> _DATA FOR REVIEW_

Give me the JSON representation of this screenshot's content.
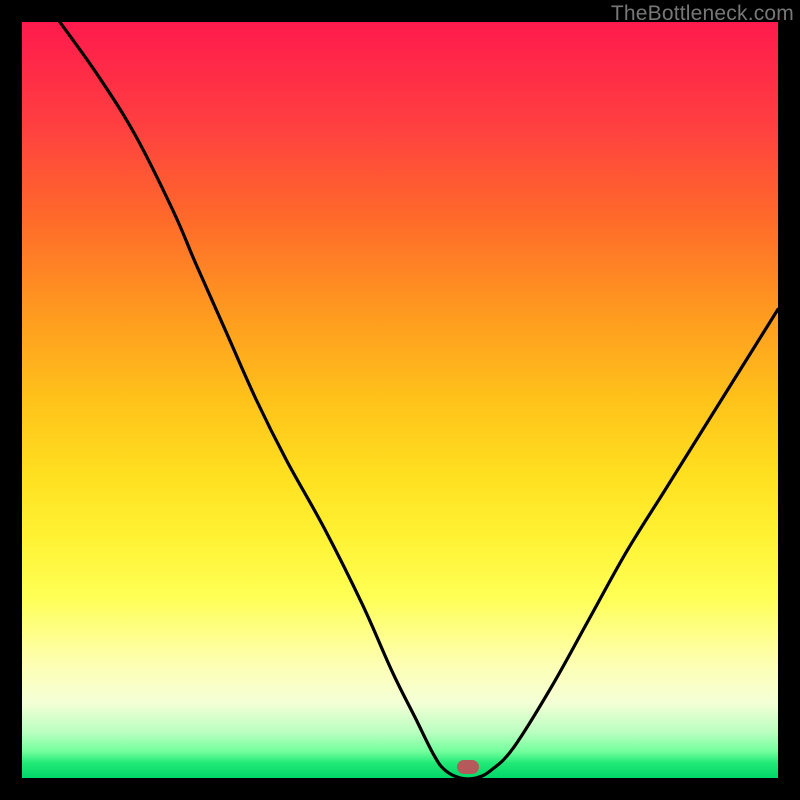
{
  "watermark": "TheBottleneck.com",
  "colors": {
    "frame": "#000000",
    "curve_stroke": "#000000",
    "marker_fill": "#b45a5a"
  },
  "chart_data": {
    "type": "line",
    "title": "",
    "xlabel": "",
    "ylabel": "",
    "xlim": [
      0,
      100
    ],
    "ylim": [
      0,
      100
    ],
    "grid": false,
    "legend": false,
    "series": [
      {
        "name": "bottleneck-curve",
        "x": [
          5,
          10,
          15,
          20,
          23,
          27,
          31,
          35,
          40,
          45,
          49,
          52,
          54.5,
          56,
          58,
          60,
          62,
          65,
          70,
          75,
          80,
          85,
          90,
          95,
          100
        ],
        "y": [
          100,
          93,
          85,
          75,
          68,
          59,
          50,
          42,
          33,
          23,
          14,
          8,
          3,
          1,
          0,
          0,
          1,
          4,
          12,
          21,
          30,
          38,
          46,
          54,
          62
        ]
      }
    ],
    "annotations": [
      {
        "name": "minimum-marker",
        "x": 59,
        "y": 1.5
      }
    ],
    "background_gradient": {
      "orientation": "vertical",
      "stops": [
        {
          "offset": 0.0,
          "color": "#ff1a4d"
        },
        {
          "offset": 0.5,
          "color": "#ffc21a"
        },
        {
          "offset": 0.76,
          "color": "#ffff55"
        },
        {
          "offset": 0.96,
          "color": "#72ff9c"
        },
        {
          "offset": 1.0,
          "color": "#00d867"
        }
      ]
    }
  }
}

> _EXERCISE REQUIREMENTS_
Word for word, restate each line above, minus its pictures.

> _SOLVED EXERCISE_
Give me the JSON representation of this screenshot's content.
{
  "watermark": "TheBottleneck.com",
  "colors": {
    "frame": "#000000",
    "curve_stroke": "#000000",
    "marker_fill": "#b45a5a"
  },
  "chart_data": {
    "type": "line",
    "title": "",
    "xlabel": "",
    "ylabel": "",
    "xlim": [
      0,
      100
    ],
    "ylim": [
      0,
      100
    ],
    "grid": false,
    "legend": false,
    "series": [
      {
        "name": "bottleneck-curve",
        "x": [
          5,
          10,
          15,
          20,
          23,
          27,
          31,
          35,
          40,
          45,
          49,
          52,
          54.5,
          56,
          58,
          60,
          62,
          65,
          70,
          75,
          80,
          85,
          90,
          95,
          100
        ],
        "y": [
          100,
          93,
          85,
          75,
          68,
          59,
          50,
          42,
          33,
          23,
          14,
          8,
          3,
          1,
          0,
          0,
          1,
          4,
          12,
          21,
          30,
          38,
          46,
          54,
          62
        ]
      }
    ],
    "annotations": [
      {
        "name": "minimum-marker",
        "x": 59,
        "y": 1.5
      }
    ],
    "background_gradient": {
      "orientation": "vertical",
      "stops": [
        {
          "offset": 0.0,
          "color": "#ff1a4d"
        },
        {
          "offset": 0.5,
          "color": "#ffc21a"
        },
        {
          "offset": 0.76,
          "color": "#ffff55"
        },
        {
          "offset": 0.96,
          "color": "#72ff9c"
        },
        {
          "offset": 1.0,
          "color": "#00d867"
        }
      ]
    }
  }
}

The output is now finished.